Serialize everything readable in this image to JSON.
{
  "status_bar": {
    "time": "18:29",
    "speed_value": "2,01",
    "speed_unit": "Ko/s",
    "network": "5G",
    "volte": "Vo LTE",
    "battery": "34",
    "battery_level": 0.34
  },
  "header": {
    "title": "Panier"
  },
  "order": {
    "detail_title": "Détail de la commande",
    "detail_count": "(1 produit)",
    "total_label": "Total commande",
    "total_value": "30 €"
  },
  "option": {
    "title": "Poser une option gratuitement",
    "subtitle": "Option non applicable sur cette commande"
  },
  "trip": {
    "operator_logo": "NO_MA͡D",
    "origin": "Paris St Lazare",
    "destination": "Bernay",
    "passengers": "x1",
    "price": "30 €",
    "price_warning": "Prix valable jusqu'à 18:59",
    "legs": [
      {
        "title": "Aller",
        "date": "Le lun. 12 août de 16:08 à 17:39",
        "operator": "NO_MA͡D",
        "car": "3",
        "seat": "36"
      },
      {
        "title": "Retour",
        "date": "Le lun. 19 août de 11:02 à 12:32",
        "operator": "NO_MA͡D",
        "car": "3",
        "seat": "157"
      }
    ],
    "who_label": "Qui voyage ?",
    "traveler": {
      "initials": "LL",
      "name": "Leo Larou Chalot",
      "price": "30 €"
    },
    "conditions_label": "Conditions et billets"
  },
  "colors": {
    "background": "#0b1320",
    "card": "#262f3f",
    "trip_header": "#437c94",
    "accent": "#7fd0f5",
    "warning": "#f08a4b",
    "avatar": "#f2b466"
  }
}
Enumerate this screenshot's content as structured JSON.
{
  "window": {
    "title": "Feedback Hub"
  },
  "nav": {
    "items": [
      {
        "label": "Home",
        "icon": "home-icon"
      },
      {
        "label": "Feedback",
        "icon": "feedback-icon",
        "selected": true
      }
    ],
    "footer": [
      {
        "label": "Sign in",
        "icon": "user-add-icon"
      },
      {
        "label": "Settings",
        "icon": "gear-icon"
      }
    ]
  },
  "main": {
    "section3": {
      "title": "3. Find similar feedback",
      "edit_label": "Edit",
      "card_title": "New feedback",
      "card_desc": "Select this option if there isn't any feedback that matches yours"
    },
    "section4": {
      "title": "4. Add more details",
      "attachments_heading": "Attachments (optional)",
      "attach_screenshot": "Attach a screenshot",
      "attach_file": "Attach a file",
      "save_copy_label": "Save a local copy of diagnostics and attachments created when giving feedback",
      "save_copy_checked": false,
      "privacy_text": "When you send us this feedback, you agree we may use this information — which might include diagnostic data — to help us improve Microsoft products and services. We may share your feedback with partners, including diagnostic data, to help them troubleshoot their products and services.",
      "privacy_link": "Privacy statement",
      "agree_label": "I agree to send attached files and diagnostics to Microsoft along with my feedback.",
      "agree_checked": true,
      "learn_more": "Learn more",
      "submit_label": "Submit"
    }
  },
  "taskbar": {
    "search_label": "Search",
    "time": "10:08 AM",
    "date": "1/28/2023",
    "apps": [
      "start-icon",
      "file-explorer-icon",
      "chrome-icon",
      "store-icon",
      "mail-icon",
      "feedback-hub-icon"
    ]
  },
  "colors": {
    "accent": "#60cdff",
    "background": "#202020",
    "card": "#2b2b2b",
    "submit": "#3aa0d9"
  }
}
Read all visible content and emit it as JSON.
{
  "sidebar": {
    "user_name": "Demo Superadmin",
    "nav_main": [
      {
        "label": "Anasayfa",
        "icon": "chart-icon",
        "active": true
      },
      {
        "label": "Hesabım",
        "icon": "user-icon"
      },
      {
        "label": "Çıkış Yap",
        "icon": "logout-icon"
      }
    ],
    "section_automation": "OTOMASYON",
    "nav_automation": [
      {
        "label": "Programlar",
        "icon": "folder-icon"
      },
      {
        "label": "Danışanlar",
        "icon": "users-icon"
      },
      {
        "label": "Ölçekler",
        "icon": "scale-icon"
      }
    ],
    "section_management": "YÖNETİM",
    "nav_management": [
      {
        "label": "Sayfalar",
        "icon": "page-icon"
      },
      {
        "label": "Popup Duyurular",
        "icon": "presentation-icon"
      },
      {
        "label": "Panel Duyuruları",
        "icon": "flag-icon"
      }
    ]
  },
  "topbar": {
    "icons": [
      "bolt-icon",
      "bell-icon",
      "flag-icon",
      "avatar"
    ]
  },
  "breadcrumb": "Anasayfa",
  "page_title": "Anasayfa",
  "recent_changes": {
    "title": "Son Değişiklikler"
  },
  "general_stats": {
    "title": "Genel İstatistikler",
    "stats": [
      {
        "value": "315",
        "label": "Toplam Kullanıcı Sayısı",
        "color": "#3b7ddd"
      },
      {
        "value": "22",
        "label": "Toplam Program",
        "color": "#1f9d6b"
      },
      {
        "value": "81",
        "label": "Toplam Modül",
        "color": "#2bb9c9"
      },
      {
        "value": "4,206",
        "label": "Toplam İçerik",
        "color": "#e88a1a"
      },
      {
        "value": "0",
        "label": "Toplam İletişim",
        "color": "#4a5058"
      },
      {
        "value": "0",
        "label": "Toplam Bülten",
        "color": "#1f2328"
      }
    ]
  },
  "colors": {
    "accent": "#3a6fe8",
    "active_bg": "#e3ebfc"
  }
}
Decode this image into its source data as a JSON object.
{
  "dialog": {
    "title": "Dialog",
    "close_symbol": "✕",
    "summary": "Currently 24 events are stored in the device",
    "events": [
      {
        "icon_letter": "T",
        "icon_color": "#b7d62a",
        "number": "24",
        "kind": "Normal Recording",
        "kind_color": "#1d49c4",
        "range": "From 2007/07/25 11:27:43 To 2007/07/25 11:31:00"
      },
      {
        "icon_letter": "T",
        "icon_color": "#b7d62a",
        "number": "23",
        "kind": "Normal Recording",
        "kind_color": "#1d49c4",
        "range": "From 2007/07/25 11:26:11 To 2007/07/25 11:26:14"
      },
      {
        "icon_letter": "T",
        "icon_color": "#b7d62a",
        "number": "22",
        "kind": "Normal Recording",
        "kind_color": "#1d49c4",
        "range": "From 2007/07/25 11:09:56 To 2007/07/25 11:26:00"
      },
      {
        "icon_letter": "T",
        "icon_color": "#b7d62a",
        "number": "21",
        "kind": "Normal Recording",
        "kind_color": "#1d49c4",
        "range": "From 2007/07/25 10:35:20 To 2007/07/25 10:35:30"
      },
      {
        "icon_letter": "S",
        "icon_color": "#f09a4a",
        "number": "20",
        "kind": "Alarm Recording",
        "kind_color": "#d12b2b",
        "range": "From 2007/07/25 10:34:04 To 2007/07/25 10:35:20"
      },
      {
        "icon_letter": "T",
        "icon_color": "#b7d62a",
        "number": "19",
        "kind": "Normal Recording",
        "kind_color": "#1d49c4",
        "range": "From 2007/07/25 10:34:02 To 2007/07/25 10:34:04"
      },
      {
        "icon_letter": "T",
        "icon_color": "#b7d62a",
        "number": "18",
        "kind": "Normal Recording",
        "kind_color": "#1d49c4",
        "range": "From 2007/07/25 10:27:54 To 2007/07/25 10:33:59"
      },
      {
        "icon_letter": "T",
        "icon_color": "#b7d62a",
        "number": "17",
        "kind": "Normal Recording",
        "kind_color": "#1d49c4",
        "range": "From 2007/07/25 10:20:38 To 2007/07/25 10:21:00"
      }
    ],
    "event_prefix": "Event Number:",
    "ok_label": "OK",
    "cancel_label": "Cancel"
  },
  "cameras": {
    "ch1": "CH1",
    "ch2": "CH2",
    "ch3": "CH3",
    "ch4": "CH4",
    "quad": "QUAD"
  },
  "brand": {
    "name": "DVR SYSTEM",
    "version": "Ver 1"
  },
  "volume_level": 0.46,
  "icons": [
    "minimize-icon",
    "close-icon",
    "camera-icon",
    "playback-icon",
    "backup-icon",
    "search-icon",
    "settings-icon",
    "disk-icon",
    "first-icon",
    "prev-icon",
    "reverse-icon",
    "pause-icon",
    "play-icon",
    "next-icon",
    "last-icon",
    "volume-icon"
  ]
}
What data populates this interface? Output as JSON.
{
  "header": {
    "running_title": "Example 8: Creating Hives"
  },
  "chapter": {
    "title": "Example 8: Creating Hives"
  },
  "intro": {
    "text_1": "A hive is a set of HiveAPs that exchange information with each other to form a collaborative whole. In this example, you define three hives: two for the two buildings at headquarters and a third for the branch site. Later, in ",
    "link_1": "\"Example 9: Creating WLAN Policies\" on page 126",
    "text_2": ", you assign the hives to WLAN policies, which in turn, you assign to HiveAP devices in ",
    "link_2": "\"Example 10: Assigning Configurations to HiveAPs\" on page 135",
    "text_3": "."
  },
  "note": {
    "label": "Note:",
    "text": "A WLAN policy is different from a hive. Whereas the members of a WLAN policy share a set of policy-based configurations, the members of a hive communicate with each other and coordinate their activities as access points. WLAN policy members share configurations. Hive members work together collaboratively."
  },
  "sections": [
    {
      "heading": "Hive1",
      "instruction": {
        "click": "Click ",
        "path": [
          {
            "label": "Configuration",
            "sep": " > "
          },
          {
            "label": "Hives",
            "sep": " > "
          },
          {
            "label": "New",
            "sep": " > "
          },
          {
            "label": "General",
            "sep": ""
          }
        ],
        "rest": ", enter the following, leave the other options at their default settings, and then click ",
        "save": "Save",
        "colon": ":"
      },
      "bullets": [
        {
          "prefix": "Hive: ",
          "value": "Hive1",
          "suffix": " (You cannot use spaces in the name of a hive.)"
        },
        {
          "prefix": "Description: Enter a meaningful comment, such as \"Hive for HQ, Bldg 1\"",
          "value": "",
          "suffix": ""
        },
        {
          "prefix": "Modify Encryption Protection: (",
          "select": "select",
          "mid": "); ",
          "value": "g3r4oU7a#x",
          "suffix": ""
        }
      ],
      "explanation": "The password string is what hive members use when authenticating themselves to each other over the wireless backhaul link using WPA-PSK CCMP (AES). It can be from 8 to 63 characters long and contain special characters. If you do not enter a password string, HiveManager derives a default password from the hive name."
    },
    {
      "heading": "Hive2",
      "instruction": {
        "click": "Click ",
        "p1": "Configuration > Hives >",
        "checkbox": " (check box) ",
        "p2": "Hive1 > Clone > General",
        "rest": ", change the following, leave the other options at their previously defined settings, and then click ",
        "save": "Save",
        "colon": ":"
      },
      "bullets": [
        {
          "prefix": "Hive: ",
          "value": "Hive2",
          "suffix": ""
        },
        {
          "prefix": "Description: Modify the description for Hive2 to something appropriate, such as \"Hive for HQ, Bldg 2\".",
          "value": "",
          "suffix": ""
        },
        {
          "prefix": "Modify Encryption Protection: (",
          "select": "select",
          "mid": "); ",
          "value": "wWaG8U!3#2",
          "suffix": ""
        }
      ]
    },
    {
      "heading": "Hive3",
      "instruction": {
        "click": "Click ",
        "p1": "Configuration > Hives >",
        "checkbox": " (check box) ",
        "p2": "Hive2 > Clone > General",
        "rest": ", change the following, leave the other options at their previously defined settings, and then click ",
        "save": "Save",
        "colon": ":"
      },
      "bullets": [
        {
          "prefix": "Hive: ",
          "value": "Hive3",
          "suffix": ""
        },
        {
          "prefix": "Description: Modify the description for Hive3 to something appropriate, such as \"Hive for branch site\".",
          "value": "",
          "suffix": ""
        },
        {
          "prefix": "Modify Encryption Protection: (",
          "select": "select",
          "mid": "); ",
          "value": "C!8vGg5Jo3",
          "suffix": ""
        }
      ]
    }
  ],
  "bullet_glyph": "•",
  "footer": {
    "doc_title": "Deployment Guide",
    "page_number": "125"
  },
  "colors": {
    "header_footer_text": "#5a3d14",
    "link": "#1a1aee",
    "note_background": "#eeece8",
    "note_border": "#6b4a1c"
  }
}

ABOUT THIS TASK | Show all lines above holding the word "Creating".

SOLVED EXERCISE |
    "running_title": "Example 8: Creating Hives"
    "title": "Example 8: Creating Hives"
    "link_1": "\"Example 9: Creating WLAN Policies\" on page 126",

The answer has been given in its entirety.